Nothing but an exact copy of the listing should appear in the response.

**Data**
···

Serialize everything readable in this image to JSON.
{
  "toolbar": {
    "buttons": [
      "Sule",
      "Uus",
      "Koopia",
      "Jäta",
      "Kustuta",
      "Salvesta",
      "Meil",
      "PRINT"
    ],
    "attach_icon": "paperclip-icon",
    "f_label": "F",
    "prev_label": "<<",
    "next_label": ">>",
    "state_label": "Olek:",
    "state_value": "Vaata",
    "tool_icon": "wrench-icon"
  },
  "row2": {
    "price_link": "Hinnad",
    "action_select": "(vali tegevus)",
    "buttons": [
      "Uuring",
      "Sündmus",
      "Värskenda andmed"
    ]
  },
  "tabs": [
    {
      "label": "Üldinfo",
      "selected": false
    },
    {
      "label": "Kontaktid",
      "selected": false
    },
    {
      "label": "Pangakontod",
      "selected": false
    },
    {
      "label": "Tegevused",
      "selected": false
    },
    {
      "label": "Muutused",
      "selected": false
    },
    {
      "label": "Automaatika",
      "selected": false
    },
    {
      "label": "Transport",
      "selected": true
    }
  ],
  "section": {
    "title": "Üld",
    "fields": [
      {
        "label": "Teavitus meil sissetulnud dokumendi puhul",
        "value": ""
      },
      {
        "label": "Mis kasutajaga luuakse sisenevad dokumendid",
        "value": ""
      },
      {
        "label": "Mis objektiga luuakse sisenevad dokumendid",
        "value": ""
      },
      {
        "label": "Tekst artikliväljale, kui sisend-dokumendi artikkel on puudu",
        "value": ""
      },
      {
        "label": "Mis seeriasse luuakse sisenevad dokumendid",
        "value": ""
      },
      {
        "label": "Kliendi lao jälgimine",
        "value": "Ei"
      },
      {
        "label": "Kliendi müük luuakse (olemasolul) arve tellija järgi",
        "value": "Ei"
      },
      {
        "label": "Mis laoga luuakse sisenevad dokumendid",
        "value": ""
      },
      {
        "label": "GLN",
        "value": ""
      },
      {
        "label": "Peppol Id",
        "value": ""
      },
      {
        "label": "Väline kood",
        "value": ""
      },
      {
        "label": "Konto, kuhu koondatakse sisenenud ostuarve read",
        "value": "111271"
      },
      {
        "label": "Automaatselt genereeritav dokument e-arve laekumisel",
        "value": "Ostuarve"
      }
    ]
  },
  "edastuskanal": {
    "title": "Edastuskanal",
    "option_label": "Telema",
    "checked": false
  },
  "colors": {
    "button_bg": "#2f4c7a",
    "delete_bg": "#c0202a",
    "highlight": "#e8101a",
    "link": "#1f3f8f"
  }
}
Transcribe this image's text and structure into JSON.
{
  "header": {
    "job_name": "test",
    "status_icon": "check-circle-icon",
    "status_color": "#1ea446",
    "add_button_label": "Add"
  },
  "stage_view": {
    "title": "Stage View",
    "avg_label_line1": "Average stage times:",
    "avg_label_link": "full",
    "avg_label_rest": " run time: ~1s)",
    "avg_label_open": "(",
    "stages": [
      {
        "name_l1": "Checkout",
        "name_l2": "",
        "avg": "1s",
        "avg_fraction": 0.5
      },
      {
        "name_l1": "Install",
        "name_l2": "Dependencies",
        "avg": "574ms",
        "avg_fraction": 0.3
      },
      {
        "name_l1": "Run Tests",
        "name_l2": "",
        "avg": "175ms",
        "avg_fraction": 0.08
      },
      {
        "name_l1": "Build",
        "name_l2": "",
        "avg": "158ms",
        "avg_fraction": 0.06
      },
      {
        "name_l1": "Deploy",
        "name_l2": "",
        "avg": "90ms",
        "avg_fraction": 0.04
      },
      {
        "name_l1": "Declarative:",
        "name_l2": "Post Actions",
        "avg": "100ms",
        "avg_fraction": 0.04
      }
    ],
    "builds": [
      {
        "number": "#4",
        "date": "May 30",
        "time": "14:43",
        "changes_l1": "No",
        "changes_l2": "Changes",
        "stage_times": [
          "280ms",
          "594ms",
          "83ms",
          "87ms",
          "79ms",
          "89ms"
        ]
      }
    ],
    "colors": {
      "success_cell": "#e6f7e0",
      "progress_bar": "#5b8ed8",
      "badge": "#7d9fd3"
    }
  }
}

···

**Response to the task**
Serialize everything readable in this image to JSON.
{
  "toolbar": {
    "buttons": [
      "Sule",
      "Uus",
      "Koopia",
      "Jäta",
      "Kustuta",
      "Salvesta",
      "Meil",
      "PRINT"
    ],
    "attach_icon": "paperclip-icon",
    "f_label": "F",
    "prev_label": "<<",
    "next_label": ">>",
    "state_label": "Olek:",
    "state_value": "Vaata",
    "tool_icon": "wrench-icon"
  },
  "row2": {
    "price_link": "Hinnad",
    "action_select": "(vali tegevus)",
    "buttons": [
      "Uuring",
      "Sündmus",
      "Värskenda andmed"
    ]
  },
  "tabs": [
    {
      "label": "Üldinfo",
      "selected": false
    },
    {
      "label": "Kontaktid",
      "selected": false
    },
    {
      "label": "Pangakontod",
      "selected": false
    },
    {
      "label": "Tegevused",
      "selected": false
    },
    {
      "label": "Muutused",
      "selected": false
    },
    {
      "label": "Automaatika",
      "selected": false
    },
    {
      "label": "Transport",
      "selected": true
    }
  ],
  "section": {
    "title": "Üld",
    "fields": [
      {
        "label": "Teavitus meil sissetulnud dokumendi puhul",
        "value": ""
      },
      {
        "label": "Mis kasutajaga luuakse sisenevad dokumendid",
        "value": ""
      },
      {
        "label": "Mis objektiga luuakse sisenevad dokumendid",
        "value": ""
      },
      {
        "label": "Tekst artikliväljale, kui sisend-dokumendi artikkel on puudu",
        "value": ""
      },
      {
        "label": "Mis seeriasse luuakse sisenevad dokumendid",
        "value": ""
      },
      {
        "label": "Kliendi lao jälgimine",
        "value": "Ei"
      },
      {
        "label": "Kliendi müük luuakse (olemasolul) arve tellija järgi",
        "value": "Ei"
      },
      {
        "label": "Mis laoga luuakse sisenevad dokumendid",
        "value": ""
      },
      {
        "label": "GLN",
        "value": ""
      },
      {
        "label": "Peppol Id",
        "value": ""
      },
      {
        "label": "Väline kood",
        "value": ""
      },
      {
        "label": "Konto, kuhu koondatakse sisenenud ostuarve read",
        "value": "111271"
      },
      {
        "label": "Automaatselt genereeritav dokument e-arve laekumisel",
        "value": "Ostuarve"
      }
    ]
  },
  "edastuskanal": {
    "title": "Edastuskanal",
    "option_label": "Telema",
    "checked": false
  },
  "colors": {
    "button_bg": "#2f4c7a",
    "delete_bg": "#c0202a",
    "highlight": "#e8101a",
    "link": "#1f3f8f"
  }
}
Transcribe this image's text and structure into JSON.
{
  "header": {
    "job_name": "test",
    "status_icon": "check-circle-icon",
    "status_color": "#1ea446",
    "add_button_label": "Add"
  },
  "stage_view": {
    "title": "Stage View",
    "avg_label_line1": "Average stage times:",
    "avg_label_link": "full",
    "avg_label_rest": " run time: ~1s)",
    "avg_label_open": "(",
    "stages": [
      {
        "name_l1": "Checkout",
        "name_l2": "",
        "avg": "1s",
        "avg_fraction": 0.5
      },
      {
        "name_l1": "Install",
        "name_l2": "Dependencies",
        "avg": "574ms",
        "avg_fraction": 0.3
      },
      {
        "name_l1": "Run Tests",
        "name_l2": "",
        "avg": "175ms",
        "avg_fraction": 0.08
      },
      {
        "name_l1": "Build",
        "name_l2": "",
        "avg": "158ms",
        "avg_fraction": 0.06
      },
      {
        "name_l1": "Deploy",
        "name_l2": "",
        "avg": "90ms",
        "avg_fraction": 0.04
      },
      {
        "name_l1": "Declarative:",
        "name_l2": "Post Actions",
        "avg": "100ms",
        "avg_fraction": 0.04
      }
    ],
    "builds": [
      {
        "number": "#4",
        "date": "May 30",
        "time": "14:43",
        "changes_l1": "No",
        "changes_l2": "Changes",
        "stage_times": [
          "280ms",
          "594ms",
          "83ms",
          "87ms",
          "79ms",
          "89ms"
        ]
      }
    ],
    "colors": {
      "success_cell": "#e6f7e0",
      "progress_bar": "#5b8ed8",
      "badge": "#7d9fd3"
    }
  }
}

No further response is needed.